How do I buy FSLogix?

FSLogix is not licensed independently (and doesn't actually require a license key to install). It is included with many Microsoft licensing bundles (e.g. Microsoft 365 E3/E5). You can find the full list here.

Storage option

Where do we begin? The first thing we must do is decide where the FSLogix containers will be stored. There are a number of options in Azure.

You can use any of the following technologies:
  • Azure Files
  • Azure NetApp files
  • Storage Spaces Direct
You can read about these technologies and the pros and cons of each in the official Microsoft documentation.

For my testing I've decided to keep it simple. I'll use a traditional fileshare. Obviously this fileshare cannot be on one of the host pool VMs so I'll need another VM for that.

I created a new Azure VM (WVDShare).

It was on the same virtual network as my host pool VMs. It had a public as well as private IP address so I would be able to connect remotely via RDP.

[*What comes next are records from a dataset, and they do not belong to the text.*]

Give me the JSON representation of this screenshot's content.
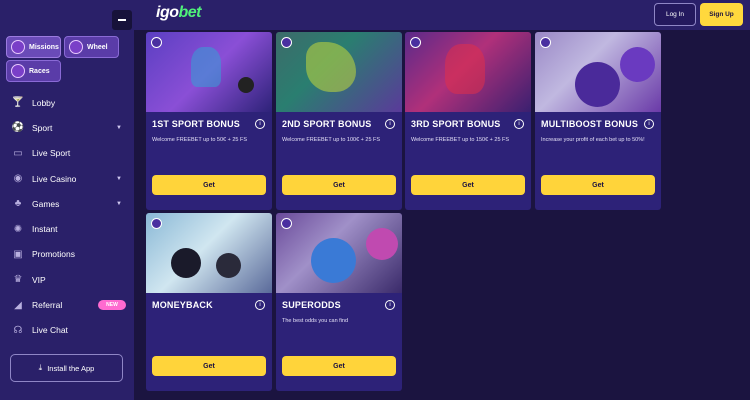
{
  "header": {
    "logo_left": "igo",
    "logo_right": "bet",
    "login_label": "Log In",
    "signup_label": "Sign Up"
  },
  "sidebar": {
    "chips": {
      "missions": "Missions",
      "wheel": "Wheel",
      "races": "Races"
    },
    "items": [
      {
        "label": "Lobby",
        "icon": "cocktail-icon",
        "glyph": "🍸",
        "chevron": false
      },
      {
        "label": "Sport",
        "icon": "soccer-ball-icon",
        "glyph": "⚽",
        "chevron": true
      },
      {
        "label": "Live Sport",
        "icon": "tv-icon",
        "glyph": "▭",
        "chevron": false
      },
      {
        "label": "Live Casino",
        "icon": "poker-chip-icon",
        "glyph": "◉",
        "chevron": true
      },
      {
        "label": "Games",
        "icon": "controller-icon",
        "glyph": "♣",
        "chevron": true
      },
      {
        "label": "Instant",
        "icon": "lightning-icon",
        "glyph": "✺",
        "chevron": false
      },
      {
        "label": "Promotions",
        "icon": "gift-icon",
        "glyph": "▣",
        "chevron": false
      },
      {
        "label": "VIP",
        "icon": "crown-icon",
        "glyph": "♛",
        "chevron": false
      },
      {
        "label": "Referral",
        "icon": "megaphone-icon",
        "glyph": "◢",
        "chevron": false,
        "badge": "NEW"
      },
      {
        "label": "Live Chat",
        "icon": "headset-icon",
        "glyph": "☊",
        "chevron": false
      }
    ],
    "install_label": "Install the App"
  },
  "cards": [
    {
      "title": "1ST SPORT BONUS",
      "desc": "Welcome FREEBET up to 50€ + 25 FS",
      "button": "Get"
    },
    {
      "title": "2ND SPORT BONUS",
      "desc": "Welcome FREEBET up to 100€ + 25 FS",
      "button": "Get"
    },
    {
      "title": "3RD SPORT BONUS",
      "desc": "Welcome FREEBET up to 150€ + 25 FS",
      "button": "Get"
    },
    {
      "title": "MULTIBOOST BONUS",
      "desc": "Increase your profit of each bet up to 50%!",
      "button": "Get"
    },
    {
      "title": "MONEYBACK",
      "desc": "",
      "button": "Get"
    },
    {
      "title": "SUPERODDS",
      "desc": "The best odds you can find",
      "button": "Get"
    }
  ],
  "colors": {
    "accent": "#ffd43a",
    "sidebar": "#2a2069",
    "card": "#2d2278",
    "background": "#1b1440",
    "logo_green": "#4ff07a"
  }
}
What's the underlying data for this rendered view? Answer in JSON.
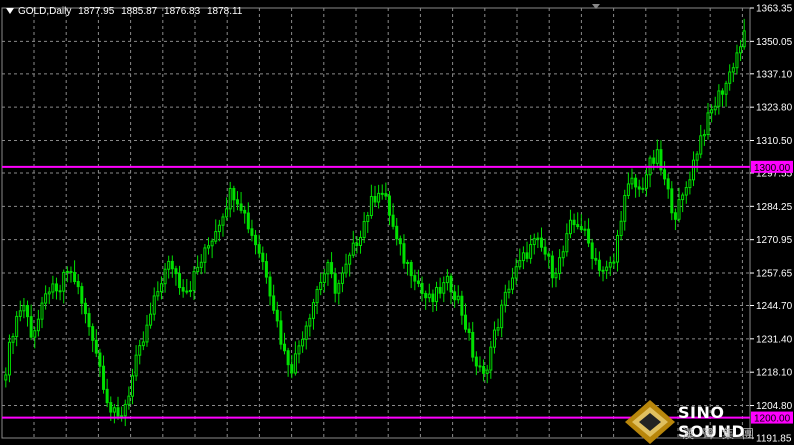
{
  "header": {
    "symbol": "GOLD,Daily",
    "open": "1877.95",
    "high": "1885.87",
    "low": "1876.83",
    "close": "1878.11"
  },
  "colors": {
    "background": "#000000",
    "grid": "#8a8a8a",
    "candle": "#00e000",
    "level_line": "#ff00ff",
    "axis_text": "#ffffff"
  },
  "chart_data": {
    "type": "candlestick",
    "ylim": [
      1191.85,
      1363.35
    ],
    "ytick_labels": [
      "1363.35",
      "1350.05",
      "1337.10",
      "1323.80",
      "1310.50",
      "1297.55",
      "1284.25",
      "1270.95",
      "1257.65",
      "1244.70",
      "1231.40",
      "1218.10",
      "1204.80",
      "1191.85"
    ],
    "horizontal_levels": [
      {
        "value": 1300.0,
        "label": "1300.00"
      },
      {
        "value": 1200.0,
        "label": "1200.00"
      }
    ],
    "grid": true,
    "close_path": [
      1220,
      1238,
      1246,
      1233,
      1241,
      1252,
      1248,
      1259,
      1255,
      1242,
      1233,
      1218,
      1203,
      1199,
      1208,
      1222,
      1232,
      1245,
      1256,
      1262,
      1254,
      1251,
      1259,
      1266,
      1274,
      1282,
      1291,
      1286,
      1276,
      1268,
      1258,
      1242,
      1226,
      1220,
      1232,
      1242,
      1253,
      1260,
      1251,
      1258,
      1267,
      1276,
      1285,
      1292,
      1284,
      1270,
      1262,
      1258,
      1249,
      1246,
      1251,
      1254,
      1248,
      1236,
      1222,
      1216,
      1230,
      1242,
      1254,
      1260,
      1266,
      1270,
      1266,
      1258,
      1264,
      1276,
      1278,
      1270,
      1262,
      1258,
      1262,
      1285,
      1294,
      1290,
      1300,
      1304,
      1292,
      1281,
      1288,
      1300,
      1312,
      1320,
      1328,
      1334,
      1344,
      1352
    ]
  },
  "watermark": {
    "brand": "SINO SOUND",
    "chinese": "漢聲集團"
  }
}
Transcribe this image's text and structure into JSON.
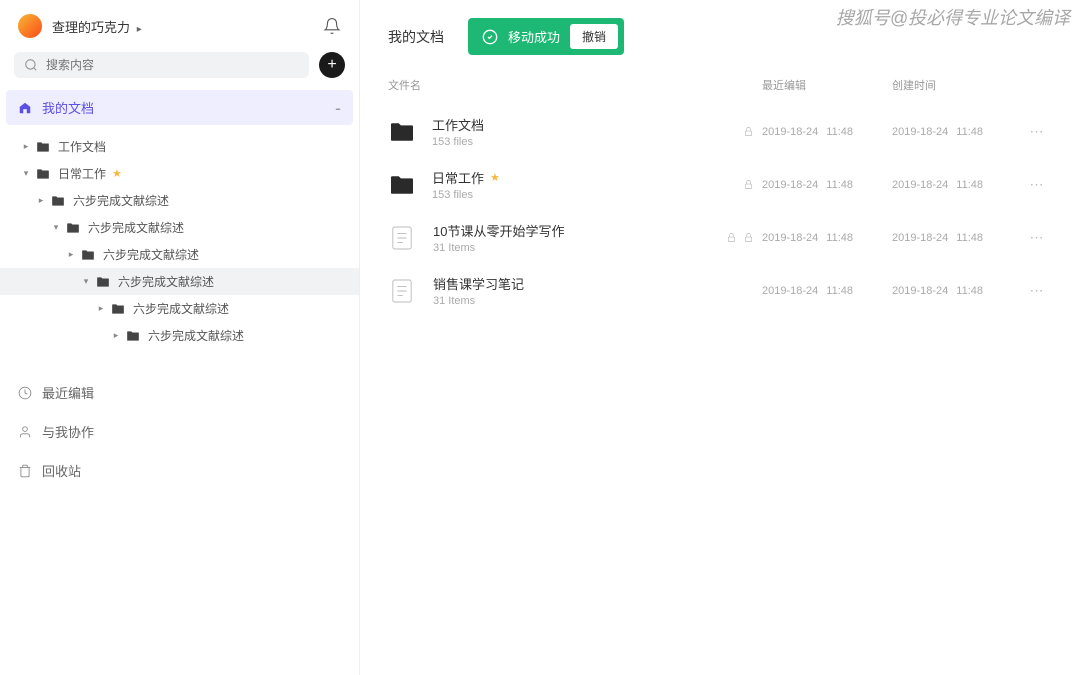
{
  "header": {
    "username": "查理的巧克力",
    "search_placeholder": "搜索内容"
  },
  "nav": {
    "my_docs": "我的文档",
    "recent": "最近编辑",
    "shared": "与我协作",
    "trash": "回收站"
  },
  "tree": [
    {
      "indent": 0,
      "label": "工作文档",
      "expanded": false,
      "starred": false,
      "highlighted": false
    },
    {
      "indent": 0,
      "label": "日常工作",
      "expanded": true,
      "starred": true,
      "highlighted": false
    },
    {
      "indent": 1,
      "label": "六步完成文献综述",
      "expanded": false,
      "starred": false,
      "highlighted": false
    },
    {
      "indent": 2,
      "label": "六步完成文献综述",
      "expanded": true,
      "starred": false,
      "highlighted": false
    },
    {
      "indent": 3,
      "label": "六步完成文献综述",
      "expanded": false,
      "starred": false,
      "highlighted": false
    },
    {
      "indent": 4,
      "label": "六步完成文献综述",
      "expanded": true,
      "starred": false,
      "highlighted": true
    },
    {
      "indent": 5,
      "label": "六步完成文献综述",
      "expanded": false,
      "starred": false,
      "highlighted": false
    },
    {
      "indent": 6,
      "label": "六步完成文献综述",
      "expanded": false,
      "starred": false,
      "highlighted": false
    }
  ],
  "main": {
    "title": "我的文档",
    "toast_msg": "移动成功",
    "undo": "撤销",
    "col_name": "文件名",
    "col_edited": "最近编辑",
    "col_created": "创建时间"
  },
  "files": [
    {
      "type": "folder",
      "name": "工作文档",
      "meta": "153 files",
      "starred": false,
      "locks": 1,
      "date1": "2019-18-24",
      "time1": "11:48",
      "date2": "2019-18-24",
      "time2": "11:48"
    },
    {
      "type": "folder",
      "name": "日常工作",
      "meta": "153 files",
      "starred": true,
      "locks": 1,
      "date1": "2019-18-24",
      "time1": "11:48",
      "date2": "2019-18-24",
      "time2": "11:48"
    },
    {
      "type": "doc",
      "name": "10节课从零开始学写作",
      "meta": "31 Items",
      "starred": false,
      "locks": 2,
      "date1": "2019-18-24",
      "time1": "11:48",
      "date2": "2019-18-24",
      "time2": "11:48"
    },
    {
      "type": "doc",
      "name": "销售课学习笔记",
      "meta": "31 Items",
      "starred": false,
      "locks": 0,
      "date1": "2019-18-24",
      "time1": "11:48",
      "date2": "2019-18-24",
      "time2": "11:48"
    }
  ],
  "watermark": "搜狐号@投必得专业论文编译"
}
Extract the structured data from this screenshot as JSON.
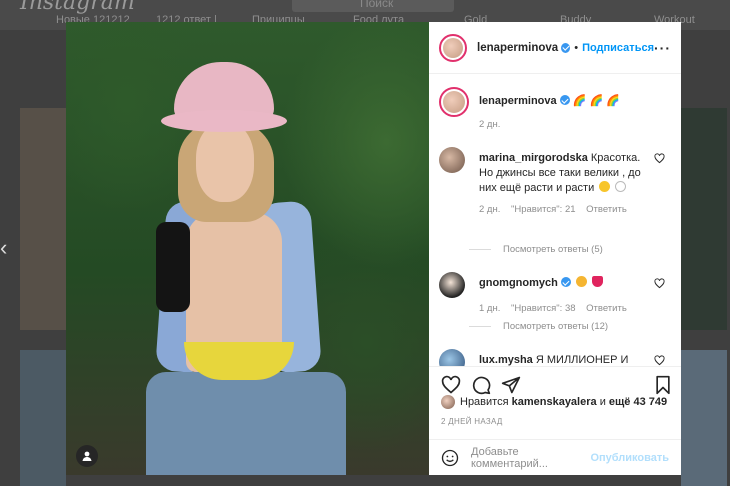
{
  "backdrop": {
    "logo": "Instagram",
    "search_placeholder": "Поиск",
    "stories": [
      "Новые 121212",
      "1212 ответ |",
      "Приципцы",
      "Food лута",
      "Gold",
      "Buddy",
      "Workout"
    ]
  },
  "post": {
    "author": "lenaperminova",
    "follow_label": "Подписаться",
    "caption_text": "🌈 🌈 🌈",
    "caption_time": "2 дн.",
    "comments": [
      {
        "user": "marina_mirgorodska",
        "text": "Красотка. Но джинсы все таки велики , до них ещё расти и расти",
        "time": "2 дн.",
        "likes": "\"Нравится\": 21",
        "reply": "Ответить",
        "view_replies": "Посмотреть ответы (5)"
      },
      {
        "user": "gnomgnomych",
        "text": "",
        "time": "1 дн.",
        "likes": "\"Нравится\": 38",
        "reply": "Ответить",
        "view_replies": "Посмотреть ответы (12)"
      },
      {
        "user": "lux.mysha",
        "text": "Я МИЛЛИОНЕР И МНЕ ПОНРАВИЛОСЬ,",
        "time": "",
        "likes": "",
        "reply": "",
        "view_replies": ""
      }
    ],
    "likes_prefix": "Нравится",
    "likes_user": "kamenskayalera",
    "likes_mid": "и",
    "likes_count": "ещё 43 749",
    "date": "2 ДНЕЙ НАЗАД",
    "add_comment_placeholder": "Добавьте комментарий...",
    "publish_label": "Опубликовать"
  },
  "colors": {
    "accent": "#0095f6",
    "verified": "#3897f0",
    "publish_disabled": "#b2dffc"
  }
}
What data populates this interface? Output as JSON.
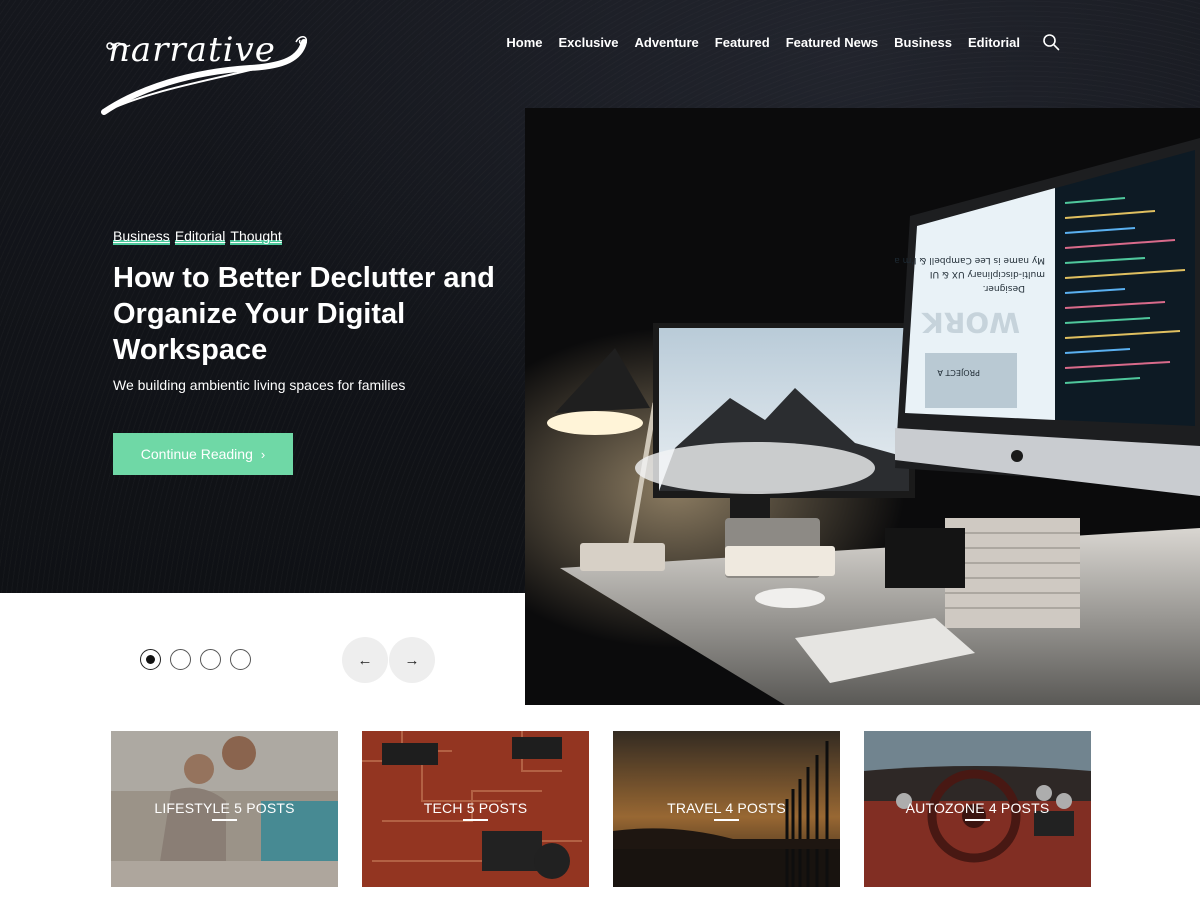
{
  "brand": {
    "logo_text": "narrative"
  },
  "nav": {
    "items": [
      "Home",
      "Exclusive",
      "Adventure",
      "Featured",
      "Featured News",
      "Business",
      "Editorial"
    ]
  },
  "hero": {
    "categories": [
      "Business",
      "Editorial",
      "Thought"
    ],
    "title": "How to Better Declutter and Organize Your Digital Workspace",
    "subtitle": "We building ambientic living spaces for families",
    "cta_label": "Continue Reading",
    "cta_icon": "chevron-right",
    "monitor_text": {
      "line1": "My name is Lee Campbell & I'm a",
      "line2": "multi-disciplinary UX & UI",
      "line3": "Designer.",
      "big": "WORK",
      "project": "PROJECT A"
    }
  },
  "slider": {
    "dots": 4,
    "active_index": 0,
    "prev_icon": "arrow-left",
    "next_icon": "arrow-right"
  },
  "categories": [
    {
      "name": "LIFESTYLE",
      "count": "5 POSTS"
    },
    {
      "name": "TECH",
      "count": "5 POSTS"
    },
    {
      "name": "TRAVEL",
      "count": "4 POSTS"
    },
    {
      "name": "AUTOZONE",
      "count": "4 POSTS"
    }
  ],
  "colors": {
    "hero_bg": "#111318",
    "accent": "#6fd8a6",
    "accent_underline": "#4fc79c",
    "text_light": "#ffffff",
    "arrow_bg": "#eeeeee"
  }
}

DNS was already configured on this virtual network (that's the IP address of my DC). The VM was joined to the Active Directory domain.

I created an AD group and added my test user.

Finally I created a share (\\WVDShare\FSLogix) on the VM and assigned full control to the AD group.

Install and configure FSLogix

Next FSLogix had to be installed on all the VMs in the host pool. I only had three so I did this manually. However you could use a management tool like ConfigMgr to automate the installation.

The host pool VMs were not configured with public IP addresses by default so the easiest way to connect was via WVDShare which was on same virtual network but had a public IP address.

The FSLogix software was downloaded using this link

The files were extracted.

I was interested in x64. I launched the installer (FSLogixAppsSetup.exe).

Accepted the license terms for the various components and started the installation.

The installation was short......

….and finished successfully.

The FSLogix folder structure.

App could be seen in "Programs & Features". It could now be configured - which really meant some registry changes.

Ran RegEdit as an administrator. Navigated to HKLM\Software\FSLogix.

Created a key named Profiles.

Created the following values for the Profiles key:

Name: Enabled
Value: 1

Name: VHDLocations
Type: Multi-String Value
Value: \\WVDShare\FSLogix

This told FSLogix where to save the user profile.

Unfortunately this gave me an error, although it seemed to work:

Data of type REG_MULTI_SZ cannot contain empty strings. Registry editor will remove any empty strings found. 

I don't like messy so I re-created the value as a string value and didn't get the error. After all I only had a single value.

The registry settings should then be configured on the other host pool VMS. This can be done with a GPO but for simplicity I just exported the key and imported to the other VMs. 

See the local groups created by the installation. By default the Include group contains "Everyone" and the Exclude group contains the "Administrator" account.

Members of the Include group are subject to the FSLogix policy. Members of the Exclude group are not.

User Experience

All the configurations had been carried out so I just needed to log in to the host pool to see the profile management solution working. However it didn't work for me first time. I didn't see anything in the \\WVDShare\FSlogix folder.

I followed this procedure to configure logging.


Name: LoggingEnabled
Value: 2

This was the log file I needed.

There was my answer. 

"Local profile already exists. Do nothing".

I hadn't read anything in the docs about local profiles and the fact that they should not exist for the FSLogix solution to function. However when I looked further I found it in this troubleshooting doc.

I deleted the local profile and signed in again.

This looked a little better.

I created a file on the desktop of GH-2.

Signed out of the VM. Looks like the profile was being saved to the FSLogix container.


I signed in to the host pool again. This time I got GH-0 and there was my file on the desktop - cool.

Finally I could see content in the FSLogix share.

It's a VHD as expected.

I really like the integration of FSLogix and WVD. It's very effective and really easy to set up and configure. I hope this helps you to do the same.

Until next time.....